Data -
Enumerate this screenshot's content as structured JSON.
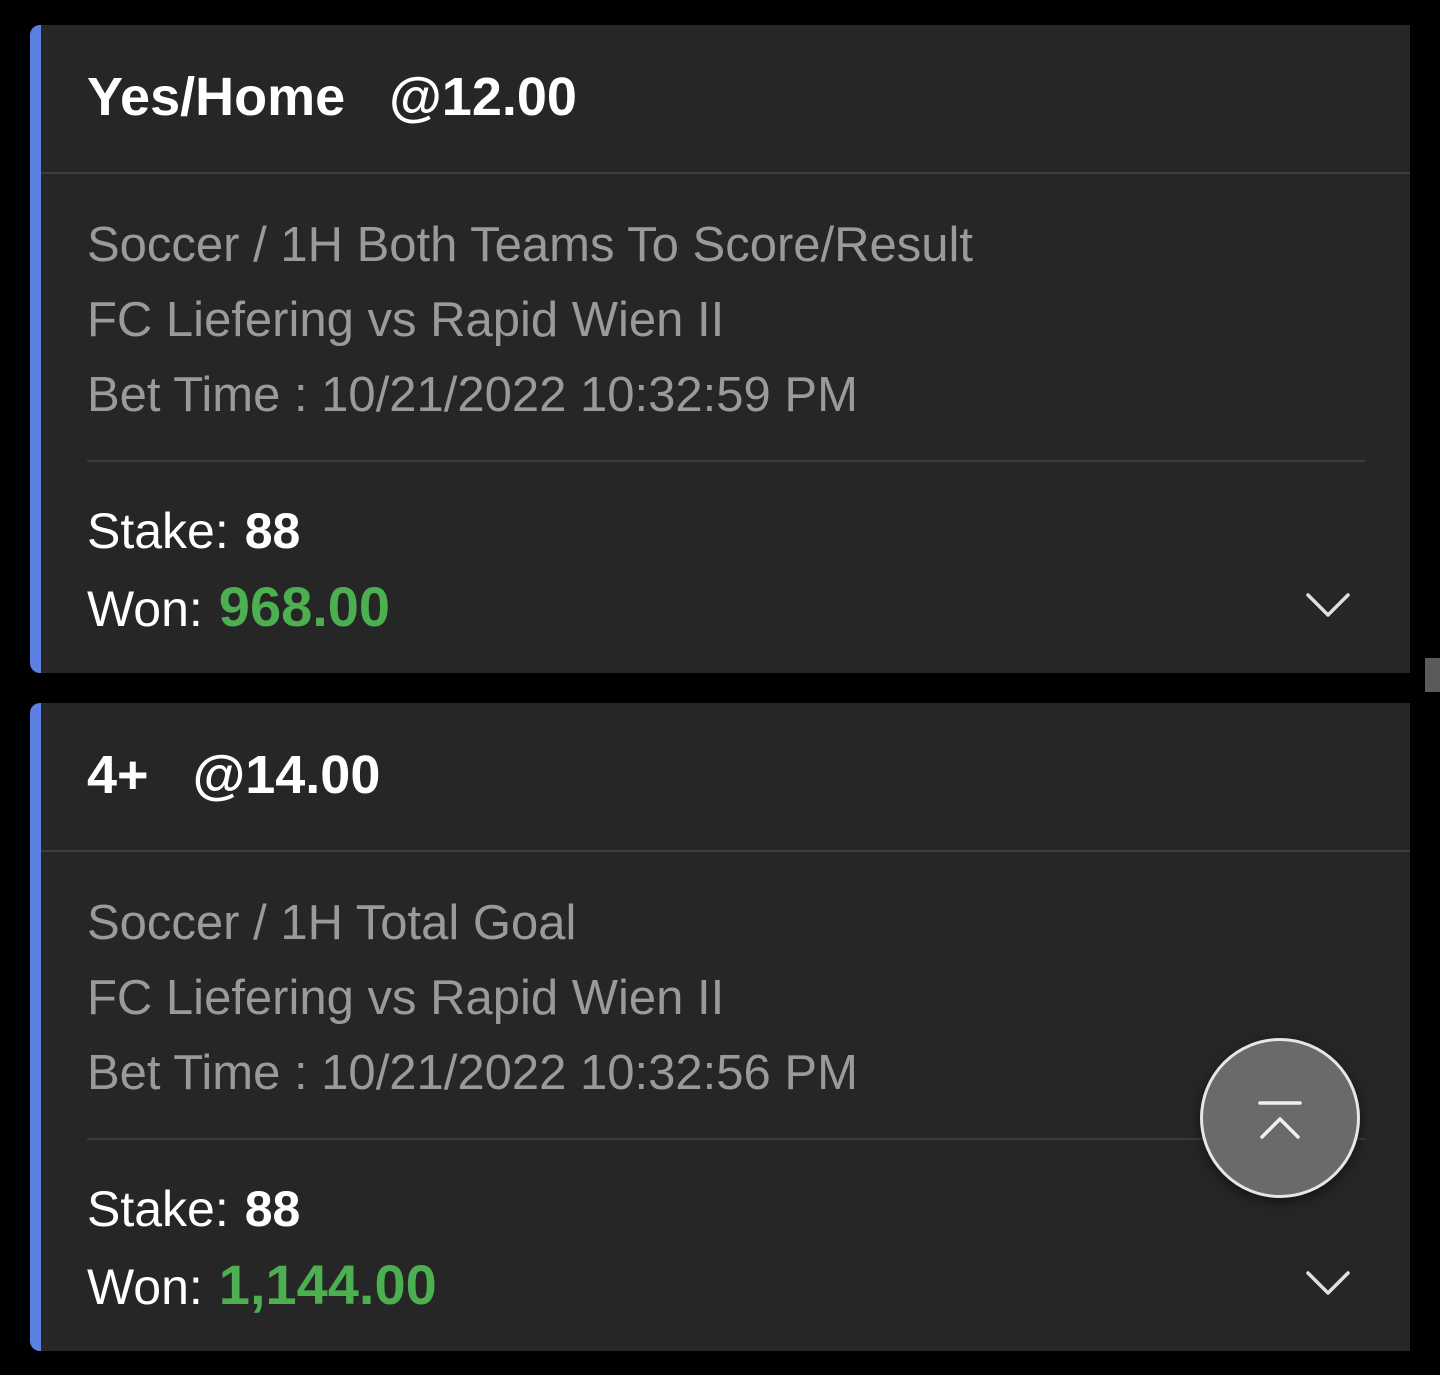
{
  "bets": [
    {
      "selection": "Yes/Home",
      "odds": "@12.00",
      "market": "Soccer / 1H Both Teams To Score/Result",
      "match": "FC Liefering vs Rapid Wien II",
      "bet_time": "Bet Time : 10/21/2022 10:32:59 PM",
      "stake_label": "Stake:",
      "stake": "88",
      "won_label": "Won:",
      "won": "968.00"
    },
    {
      "selection": "4+",
      "odds": "@14.00",
      "market": "Soccer / 1H Total Goal",
      "match": "FC Liefering vs Rapid Wien II",
      "bet_time": "Bet Time : 10/21/2022 10:32:56 PM",
      "stake_label": "Stake:",
      "stake": "88",
      "won_label": "Won:",
      "won": "1,144.00"
    }
  ],
  "icons": {
    "expand": "chevron-down-icon",
    "scroll_top": "arrow-up-to-top-icon"
  },
  "colors": {
    "background": "#000000",
    "card": "#262626",
    "accent": "#5b7fe3",
    "won": "#4caf50",
    "muted_text": "#9a9a9a"
  }
}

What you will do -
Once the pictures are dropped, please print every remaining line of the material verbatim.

Worked solution -
Enumerate this screenshot's content as structured JSON.
{
  "bets": [
    {
      "selection": "Yes/Home",
      "odds": "@12.00",
      "market": "Soccer / 1H Both Teams To Score/Result",
      "match": "FC Liefering vs Rapid Wien II",
      "bet_time": "Bet Time : 10/21/2022 10:32:59 PM",
      "stake_label": "Stake:",
      "stake": "88",
      "won_label": "Won:",
      "won": "968.00"
    },
    {
      "selection": "4+",
      "odds": "@14.00",
      "market": "Soccer / 1H Total Goal",
      "match": "FC Liefering vs Rapid Wien II",
      "bet_time": "Bet Time : 10/21/2022 10:32:56 PM",
      "stake_label": "Stake:",
      "stake": "88",
      "won_label": "Won:",
      "won": "1,144.00"
    }
  ],
  "icons": {
    "expand": "chevron-down-icon",
    "scroll_top": "arrow-up-to-top-icon"
  },
  "colors": {
    "background": "#000000",
    "card": "#262626",
    "accent": "#5b7fe3",
    "won": "#4caf50",
    "muted_text": "#9a9a9a"
  }
}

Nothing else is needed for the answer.